We start the memory test by pressing the push button on the board. The control led will stop blinking and restart blinking after about two seconds if all was ok. If not ok the control LED will keep its current state, which can be a steady on or off. Anyway, the test continue checking the memory and allows us to measure the arriving signals at the memory chip U6. On pins 1, 14 and 15 we have ground, on pin 24 +5 volts. All other pins receive signals between 1.5 and 3 volts. If that is ok, and the test indicates a bad memory, you can be shure the chip is bad. Otherwise, again suspect the socket. At this point you must have found the fault in the board.

Amplifier, sound generator, speech processor chip's

To start we connect the -5 volts and the loudspeaker. The loudspeaker at pin 1+2 of J2, the -5 volts at TP4. We can remove the control LED.

We still need +12 volts on pin 17 and GND at pin 16 of J1. Keep the connection between C14 and C15. On top the -5 volts arriving at TP4 ( black wire) and the loudspeaker connected at J2 pins 1 and 2. To provide the +12 and the -5 volts use a power supply of a PC.

To test the amplifier, we inject some noise by putting our finger on different capacitors connecting the stages of the amplifier chain. Starting with C25, touching here will induce a loud humming sound, if not the TDA2002 U18 is bad. Checking the next stage we touch C24. If no humming IC14 is bad. Next is C19, if no humming here, U13 is bad. Another stage is C36, no humming again U14 tested now via another channel, and last one C35 another channel to test U13. If the amplifier stages are ok, we put all the original sound roms in place and launch the board again. Look at the 'on board' led; it should flash 5 times; The first three are for shure as they test the memory and the both PIA's who are certainly ok at this point. the 4the flash tells us the soundgenerator AY-3-8912 is ok and the last 5th flash means the speech processor TMS5200 is good. If the 4th or 5th flash were missing replace the sound generator or speech processor. If ok, push the button to launch all sounds of the board. When ever you have no flashes at all, replace the sound roms.

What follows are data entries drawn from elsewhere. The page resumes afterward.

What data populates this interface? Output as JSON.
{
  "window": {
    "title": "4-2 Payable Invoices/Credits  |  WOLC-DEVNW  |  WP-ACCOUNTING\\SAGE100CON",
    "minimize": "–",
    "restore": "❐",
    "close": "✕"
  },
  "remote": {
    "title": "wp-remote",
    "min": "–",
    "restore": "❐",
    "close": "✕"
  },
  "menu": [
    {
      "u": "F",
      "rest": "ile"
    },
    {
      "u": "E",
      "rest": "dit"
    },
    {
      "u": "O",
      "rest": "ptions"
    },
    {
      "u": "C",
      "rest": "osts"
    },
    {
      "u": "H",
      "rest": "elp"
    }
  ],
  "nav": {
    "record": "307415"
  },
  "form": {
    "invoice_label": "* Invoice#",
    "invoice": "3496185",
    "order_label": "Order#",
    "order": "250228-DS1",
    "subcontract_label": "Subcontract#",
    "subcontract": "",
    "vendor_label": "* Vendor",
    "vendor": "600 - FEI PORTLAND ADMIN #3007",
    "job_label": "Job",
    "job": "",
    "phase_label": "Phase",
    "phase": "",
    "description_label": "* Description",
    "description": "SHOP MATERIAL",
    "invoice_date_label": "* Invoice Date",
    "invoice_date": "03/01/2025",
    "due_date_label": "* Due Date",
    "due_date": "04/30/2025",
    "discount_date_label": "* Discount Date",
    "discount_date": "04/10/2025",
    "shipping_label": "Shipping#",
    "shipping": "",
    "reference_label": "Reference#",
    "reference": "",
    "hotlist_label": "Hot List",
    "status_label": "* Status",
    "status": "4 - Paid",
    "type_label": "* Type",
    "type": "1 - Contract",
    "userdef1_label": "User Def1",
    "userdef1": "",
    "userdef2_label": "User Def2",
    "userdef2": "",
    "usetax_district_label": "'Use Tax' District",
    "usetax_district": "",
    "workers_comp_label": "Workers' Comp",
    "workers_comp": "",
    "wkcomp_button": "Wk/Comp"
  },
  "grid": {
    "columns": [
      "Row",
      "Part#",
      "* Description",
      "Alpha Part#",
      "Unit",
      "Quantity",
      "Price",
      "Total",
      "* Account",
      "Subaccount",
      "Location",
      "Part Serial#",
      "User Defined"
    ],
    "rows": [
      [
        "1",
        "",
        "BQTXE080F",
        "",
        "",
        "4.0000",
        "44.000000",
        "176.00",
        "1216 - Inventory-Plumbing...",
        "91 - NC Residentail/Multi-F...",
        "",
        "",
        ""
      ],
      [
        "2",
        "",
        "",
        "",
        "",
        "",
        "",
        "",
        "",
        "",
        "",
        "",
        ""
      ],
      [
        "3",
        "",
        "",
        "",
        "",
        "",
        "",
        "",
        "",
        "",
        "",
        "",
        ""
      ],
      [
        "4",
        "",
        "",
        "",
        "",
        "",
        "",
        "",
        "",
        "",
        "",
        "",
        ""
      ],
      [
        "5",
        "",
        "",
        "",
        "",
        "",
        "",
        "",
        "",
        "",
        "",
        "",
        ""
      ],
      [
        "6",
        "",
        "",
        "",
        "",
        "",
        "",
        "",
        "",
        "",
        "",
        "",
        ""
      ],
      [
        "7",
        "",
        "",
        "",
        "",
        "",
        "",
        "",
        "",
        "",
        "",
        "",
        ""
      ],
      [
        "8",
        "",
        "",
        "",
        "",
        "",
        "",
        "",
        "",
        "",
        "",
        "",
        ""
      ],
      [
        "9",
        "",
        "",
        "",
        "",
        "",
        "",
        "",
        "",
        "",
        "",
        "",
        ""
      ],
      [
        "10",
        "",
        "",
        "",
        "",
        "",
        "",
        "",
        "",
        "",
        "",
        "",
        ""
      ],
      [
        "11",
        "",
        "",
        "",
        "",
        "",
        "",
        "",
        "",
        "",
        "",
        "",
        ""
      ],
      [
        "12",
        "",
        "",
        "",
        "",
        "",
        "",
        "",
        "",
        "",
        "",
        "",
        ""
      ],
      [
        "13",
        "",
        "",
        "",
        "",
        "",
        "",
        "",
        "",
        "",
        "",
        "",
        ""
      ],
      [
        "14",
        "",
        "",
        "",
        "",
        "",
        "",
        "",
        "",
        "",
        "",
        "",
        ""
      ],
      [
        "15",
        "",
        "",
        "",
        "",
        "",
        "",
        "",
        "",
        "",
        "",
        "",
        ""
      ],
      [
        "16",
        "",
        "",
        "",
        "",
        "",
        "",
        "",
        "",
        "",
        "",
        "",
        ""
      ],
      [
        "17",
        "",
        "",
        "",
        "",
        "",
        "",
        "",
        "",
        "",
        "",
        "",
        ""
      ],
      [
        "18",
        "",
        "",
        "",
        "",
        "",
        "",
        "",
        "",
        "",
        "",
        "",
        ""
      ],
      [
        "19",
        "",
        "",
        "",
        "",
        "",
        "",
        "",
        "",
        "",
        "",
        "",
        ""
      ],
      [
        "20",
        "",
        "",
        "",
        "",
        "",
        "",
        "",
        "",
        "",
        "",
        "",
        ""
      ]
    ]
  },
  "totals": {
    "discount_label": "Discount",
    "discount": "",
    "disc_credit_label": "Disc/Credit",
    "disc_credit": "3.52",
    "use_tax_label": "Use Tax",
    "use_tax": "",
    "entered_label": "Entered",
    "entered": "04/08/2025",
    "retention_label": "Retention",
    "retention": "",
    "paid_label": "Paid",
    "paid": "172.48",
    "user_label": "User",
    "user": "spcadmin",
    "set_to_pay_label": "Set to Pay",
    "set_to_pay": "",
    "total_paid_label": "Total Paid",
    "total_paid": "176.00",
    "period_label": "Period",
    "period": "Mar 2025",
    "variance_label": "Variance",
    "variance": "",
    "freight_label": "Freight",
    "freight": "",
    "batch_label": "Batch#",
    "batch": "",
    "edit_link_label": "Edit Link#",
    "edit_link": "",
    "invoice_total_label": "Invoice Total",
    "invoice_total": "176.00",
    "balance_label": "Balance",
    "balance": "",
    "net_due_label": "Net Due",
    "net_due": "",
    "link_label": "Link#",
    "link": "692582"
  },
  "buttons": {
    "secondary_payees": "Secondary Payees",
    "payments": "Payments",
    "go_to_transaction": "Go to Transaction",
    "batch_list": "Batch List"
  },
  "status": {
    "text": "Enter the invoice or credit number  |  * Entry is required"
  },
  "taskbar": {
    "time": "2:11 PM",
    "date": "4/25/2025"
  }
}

Last possibilities

If the board works ok on the bench and not in the machine, make sure you have -5 volts at TP4. The -5 volts is made from the 6.3 volts AC arriving at pins 7 and 10 of J1. Input at the 7905 stabilisator should be about -11 volts. If wrong, replace the diode and both capacitors, if ok and no output the 7905 is bad. Check also the connections and the loudspeaker of the machine.

Danke LEON - R.I.P